## [WHAT THE TASK ASKS]
Nothing but the lines from the one that holds "Extract the structured" through the end of the material should be repeated, each exactly as it stands, and pictures stay out.

——————

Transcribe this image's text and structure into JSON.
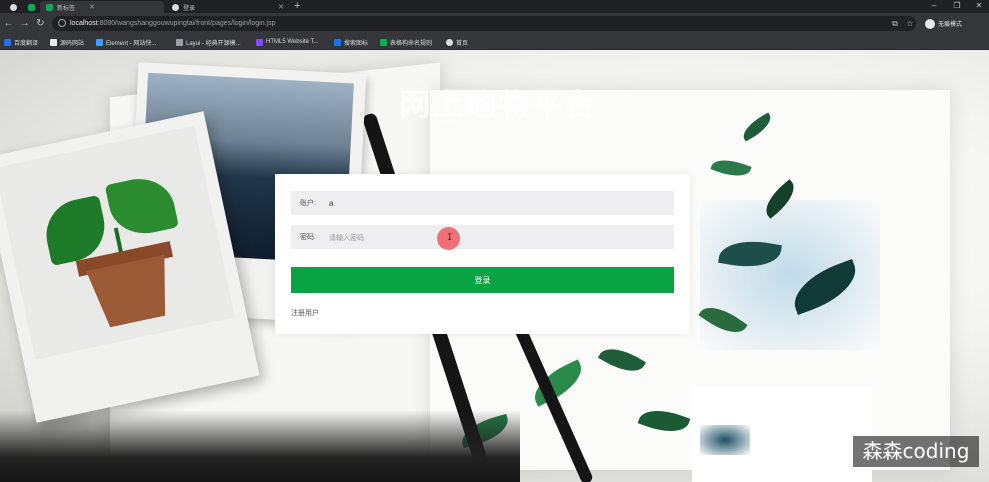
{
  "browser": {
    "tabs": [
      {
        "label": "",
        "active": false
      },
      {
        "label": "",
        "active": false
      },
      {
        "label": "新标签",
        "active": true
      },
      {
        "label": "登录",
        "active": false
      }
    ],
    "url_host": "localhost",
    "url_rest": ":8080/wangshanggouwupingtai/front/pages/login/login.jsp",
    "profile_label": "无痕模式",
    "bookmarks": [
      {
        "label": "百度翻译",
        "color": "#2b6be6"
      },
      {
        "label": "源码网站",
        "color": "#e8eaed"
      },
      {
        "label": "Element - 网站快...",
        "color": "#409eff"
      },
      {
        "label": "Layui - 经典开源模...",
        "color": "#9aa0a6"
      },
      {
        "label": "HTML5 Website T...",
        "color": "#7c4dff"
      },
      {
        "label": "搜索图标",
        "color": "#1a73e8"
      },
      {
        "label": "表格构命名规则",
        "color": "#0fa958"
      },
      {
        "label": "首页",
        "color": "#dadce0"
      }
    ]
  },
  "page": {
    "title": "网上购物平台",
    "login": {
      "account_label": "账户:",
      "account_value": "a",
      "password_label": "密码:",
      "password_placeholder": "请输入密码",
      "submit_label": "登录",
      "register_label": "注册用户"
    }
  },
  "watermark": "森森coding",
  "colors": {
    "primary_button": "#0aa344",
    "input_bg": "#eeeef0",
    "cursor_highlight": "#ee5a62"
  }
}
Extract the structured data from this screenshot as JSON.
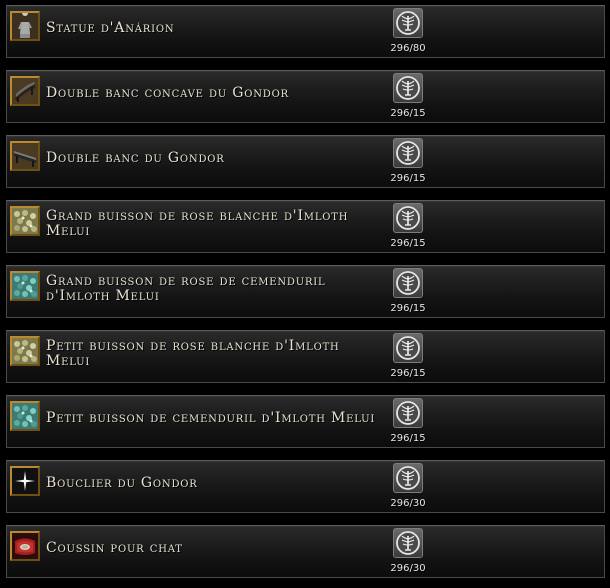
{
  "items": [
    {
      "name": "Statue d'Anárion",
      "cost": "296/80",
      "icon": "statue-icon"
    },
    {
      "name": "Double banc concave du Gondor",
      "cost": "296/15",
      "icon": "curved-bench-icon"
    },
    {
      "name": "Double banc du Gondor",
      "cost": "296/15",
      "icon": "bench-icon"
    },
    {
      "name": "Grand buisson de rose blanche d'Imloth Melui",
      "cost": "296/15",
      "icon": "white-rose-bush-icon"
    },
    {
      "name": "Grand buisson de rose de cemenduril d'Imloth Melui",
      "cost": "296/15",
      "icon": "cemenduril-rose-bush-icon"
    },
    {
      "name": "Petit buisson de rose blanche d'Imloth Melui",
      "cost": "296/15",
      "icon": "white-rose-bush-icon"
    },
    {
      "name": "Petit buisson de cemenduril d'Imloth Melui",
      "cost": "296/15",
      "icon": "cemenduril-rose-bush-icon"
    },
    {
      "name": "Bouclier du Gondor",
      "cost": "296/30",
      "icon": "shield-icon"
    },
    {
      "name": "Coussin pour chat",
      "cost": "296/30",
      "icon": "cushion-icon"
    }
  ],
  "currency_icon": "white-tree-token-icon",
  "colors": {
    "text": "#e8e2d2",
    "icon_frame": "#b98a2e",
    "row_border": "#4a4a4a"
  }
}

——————

## [RESULT OF THIS EXERCISE]
Extract the structured data from this screenshot as JSON.
{
  "items": [
    {
      "name": "Statue d'Anárion",
      "cost": "296/80",
      "icon": "statue-icon"
    },
    {
      "name": "Double banc concave du Gondor",
      "cost": "296/15",
      "icon": "curved-bench-icon"
    },
    {
      "name": "Double banc du Gondor",
      "cost": "296/15",
      "icon": "bench-icon"
    },
    {
      "name": "Grand buisson de rose blanche d'Imloth Melui",
      "cost": "296/15",
      "icon": "white-rose-bush-icon"
    },
    {
      "name": "Grand buisson de rose de cemenduril d'Imloth Melui",
      "cost": "296/15",
      "icon": "cemenduril-rose-bush-icon"
    },
    {
      "name": "Petit buisson de rose blanche d'Imloth Melui",
      "cost": "296/15",
      "icon": "white-rose-bush-icon"
    },
    {
      "name": "Petit buisson de cemenduril d'Imloth Melui",
      "cost": "296/15",
      "icon": "cemenduril-rose-bush-icon"
    },
    {
      "name": "Bouclier du Gondor",
      "cost": "296/30",
      "icon": "shield-icon"
    },
    {
      "name": "Coussin pour chat",
      "cost": "296/30",
      "icon": "cushion-icon"
    }
  ],
  "currency_icon": "white-tree-token-icon",
  "colors": {
    "text": "#e8e2d2",
    "icon_frame": "#b98a2e",
    "row_border": "#4a4a4a"
  }
}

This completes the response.